    Peer-to-peer (P2P) lending 

    • P2P is a financial system that connects borrowers and lenders directly, bypassing traditional financial institutions like banks. 
    • Platforms: Online platforms act as intermediaries, matching borrowers with potential lenders based on factors like creditworthiness and desired loan amount.
      • Platforms typically charge borrowers and lenders fees for facilitating the transaction.
    • Rates and terms: Interest rates and loan terms are determined by the platform based on borrower risk and market conditions.
    • Funding: Lenders can contribute to individual loans or diversify by investing in parts of multiple loans.

    Source: LM

    Ayushman Bharat, Pradhan Mantri Jan Arogya Yojana (AB-PMJAY)

    Syllabus :GS 2/Health 

    In News

    • Government is preparing to include ASHA and anganwadi workers/helpers in its Ayushman Bharat scheme as announced in Intereim Budget 2024.

    AboutAB PM-JAY

    • Ayushman Bharat Pradhan Mantri – Jan Arogya Yojana (AB PM-JAY) is the largest publicly funded health assurance scheme in the world .
    • It provides health cover of Rs. 5 lakhs per family per year for secondary and tertiary care hospitalization.
    • The households included are based on the deprivation and occupational criteria of Socio-Economic Caste Census 2011 (SECC 2011) for rural and urban areas respectively.
    Do you know ?
    Ayushman Bharat is a flagship scheme of Government of India 
    – It was recommended by the National Health Policy 2017, to achieve the vision of Universal Health Coverage (UHC).
    – It has been designed to meet Sustainable Development Goals (SDGs) and its underlying commitment, which is to “leave no one behind.”It adopts a continuum of care approach, comprising of two interrelated components, which are –
    A. Health and Wellness Centres (HWCs)
    B. Pradhan Mantri Jan Arogya Yojana (PM-JAY)

    Source:TH

    Brumation

    Syllabus: GS3/Environmental Adaptation

    Context:

    • Researchers have observed instances of brumation in various reptilian species across habitats.

    About Brumation

    • It’s a state of sluggishness, inactivity, or torpor exhibited by reptiles during winter or extended periods of low temperature because of scarcity of food.
      • It is a period of dormancy in reptiles, similar to hibernation in mammals, to conserve energy and survive the adverse environmental conditions.
    • During brumation, reptiles may retreat to underground burrows, rock crevices or other sheltered areas where temperatures are relatively more stable.

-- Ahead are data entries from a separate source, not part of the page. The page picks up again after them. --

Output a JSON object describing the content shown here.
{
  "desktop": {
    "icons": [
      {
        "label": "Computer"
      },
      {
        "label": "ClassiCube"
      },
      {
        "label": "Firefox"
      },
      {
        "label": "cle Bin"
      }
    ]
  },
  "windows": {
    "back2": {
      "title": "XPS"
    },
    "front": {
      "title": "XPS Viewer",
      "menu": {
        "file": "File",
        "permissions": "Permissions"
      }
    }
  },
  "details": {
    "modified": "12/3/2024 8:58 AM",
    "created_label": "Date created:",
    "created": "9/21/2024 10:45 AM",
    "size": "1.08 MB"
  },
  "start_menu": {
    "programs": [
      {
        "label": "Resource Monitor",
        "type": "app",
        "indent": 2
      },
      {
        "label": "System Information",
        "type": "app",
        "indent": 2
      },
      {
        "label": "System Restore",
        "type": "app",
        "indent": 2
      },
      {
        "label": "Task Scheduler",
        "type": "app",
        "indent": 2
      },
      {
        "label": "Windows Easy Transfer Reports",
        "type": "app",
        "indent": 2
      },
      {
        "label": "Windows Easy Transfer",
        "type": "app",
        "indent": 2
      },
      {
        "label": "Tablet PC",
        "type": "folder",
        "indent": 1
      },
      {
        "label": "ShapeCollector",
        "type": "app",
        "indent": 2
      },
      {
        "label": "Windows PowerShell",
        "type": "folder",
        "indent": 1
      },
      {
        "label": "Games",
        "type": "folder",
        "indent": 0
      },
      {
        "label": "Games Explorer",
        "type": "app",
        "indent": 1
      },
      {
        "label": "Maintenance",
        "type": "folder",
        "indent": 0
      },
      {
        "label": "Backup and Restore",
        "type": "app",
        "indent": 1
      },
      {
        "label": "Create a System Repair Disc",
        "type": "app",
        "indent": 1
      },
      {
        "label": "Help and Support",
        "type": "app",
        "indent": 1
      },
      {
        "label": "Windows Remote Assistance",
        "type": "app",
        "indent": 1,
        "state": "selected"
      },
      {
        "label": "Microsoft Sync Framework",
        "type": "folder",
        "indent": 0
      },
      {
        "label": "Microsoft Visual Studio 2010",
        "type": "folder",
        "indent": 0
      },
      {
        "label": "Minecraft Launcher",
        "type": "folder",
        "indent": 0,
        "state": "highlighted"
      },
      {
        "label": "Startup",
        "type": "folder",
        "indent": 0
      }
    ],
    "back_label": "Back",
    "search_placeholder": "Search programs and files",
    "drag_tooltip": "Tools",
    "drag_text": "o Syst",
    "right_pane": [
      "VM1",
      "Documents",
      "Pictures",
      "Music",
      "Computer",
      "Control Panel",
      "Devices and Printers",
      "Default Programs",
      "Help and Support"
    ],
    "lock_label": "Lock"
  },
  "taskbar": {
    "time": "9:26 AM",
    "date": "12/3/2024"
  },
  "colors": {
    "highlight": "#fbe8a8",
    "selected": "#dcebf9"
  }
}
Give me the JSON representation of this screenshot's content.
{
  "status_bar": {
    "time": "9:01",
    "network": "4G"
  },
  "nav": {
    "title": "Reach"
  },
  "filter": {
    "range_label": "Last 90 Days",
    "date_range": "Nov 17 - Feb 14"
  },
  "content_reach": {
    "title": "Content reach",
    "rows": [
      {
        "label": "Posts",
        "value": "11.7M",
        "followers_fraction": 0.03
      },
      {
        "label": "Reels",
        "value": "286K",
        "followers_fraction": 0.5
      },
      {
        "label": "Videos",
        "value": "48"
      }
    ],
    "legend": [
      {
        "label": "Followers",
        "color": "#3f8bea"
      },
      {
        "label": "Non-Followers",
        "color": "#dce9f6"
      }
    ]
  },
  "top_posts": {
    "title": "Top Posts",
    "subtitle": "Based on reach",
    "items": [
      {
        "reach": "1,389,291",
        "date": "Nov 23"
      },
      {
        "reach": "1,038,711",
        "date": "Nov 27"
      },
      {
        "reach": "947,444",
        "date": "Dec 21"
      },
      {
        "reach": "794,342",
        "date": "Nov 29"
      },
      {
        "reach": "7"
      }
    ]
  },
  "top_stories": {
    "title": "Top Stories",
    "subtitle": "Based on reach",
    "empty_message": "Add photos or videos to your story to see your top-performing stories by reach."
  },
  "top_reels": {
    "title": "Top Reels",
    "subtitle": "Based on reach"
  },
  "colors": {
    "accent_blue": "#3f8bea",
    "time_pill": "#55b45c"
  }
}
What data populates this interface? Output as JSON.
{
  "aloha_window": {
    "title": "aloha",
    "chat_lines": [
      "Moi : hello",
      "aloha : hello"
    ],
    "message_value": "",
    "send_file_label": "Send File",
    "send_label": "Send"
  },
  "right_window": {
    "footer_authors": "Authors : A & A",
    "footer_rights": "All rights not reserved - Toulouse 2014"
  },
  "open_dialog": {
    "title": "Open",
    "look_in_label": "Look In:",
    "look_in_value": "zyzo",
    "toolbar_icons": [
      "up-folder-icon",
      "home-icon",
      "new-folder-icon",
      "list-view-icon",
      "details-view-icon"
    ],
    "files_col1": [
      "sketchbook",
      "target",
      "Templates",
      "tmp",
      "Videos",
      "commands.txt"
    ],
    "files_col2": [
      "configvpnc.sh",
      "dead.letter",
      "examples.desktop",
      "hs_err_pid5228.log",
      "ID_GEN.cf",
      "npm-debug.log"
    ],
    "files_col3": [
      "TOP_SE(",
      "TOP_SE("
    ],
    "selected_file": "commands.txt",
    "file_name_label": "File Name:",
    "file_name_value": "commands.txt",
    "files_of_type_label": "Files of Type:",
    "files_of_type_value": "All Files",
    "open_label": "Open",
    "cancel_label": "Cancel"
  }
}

    Brumating Species

    • Turtles (box and painted), Tortoises, Snakes, Lizards and some amphibians like frogs.
      • The Bearded Dragon is the most brumating of all the known reptiles.

    Significance of Brumation

    • It allows reptiles to go weeks or even months without eating, and to conserve energy and minimise their resource requirements.
    • It is crucial for reptiles to survive cold climes and endure challenging environmental conditions, until they can reemerge to feed and reproduce in more favourable climes.
    • It is a survival strategy hardwired into these animals over thousands of years to adapt to sudden climatic changes.

    Source: TH

    Hastsal Minar

    Syllabus: GS1/Art and Culture

    Context:

    • Recently, efforts are being made to unravel the mysteries surrounding the Hastsal Minar, a Mughal-era symbol of glory.

    About the Hastsal Minar:

    • It is known as the Mini Qutub Minar, is a minaret tower located in Hastsal village in West Delhi, India.
    • Construction: The minar was built in 1650 by Mughal emperor Shah Jahan.
      • It was constructed using lakhori bricks and clad with red sandstone.
    • Design: The tower stands tall at 17 metres tall on a raised platform, with a reducing diameter. It stands on a square platform with an octagonal body.
      • It was originally a five-storey tower, topped with a domed Chhatri pavilion.
      • The design of the tower resembles the Qutub Minar of Delhi.
    • Current State: The minar is currently endangered and has been opened for tourists after renovation.
      • It has three floors at present, compared to five earlier.
    • Historical Significance: The minar was used by Emperor Shah Jahan for his entertainment after hunting in the encompassing wilderness that used to surround this colossal Hastsal minaret and royal hunting lodge.

    Source: IE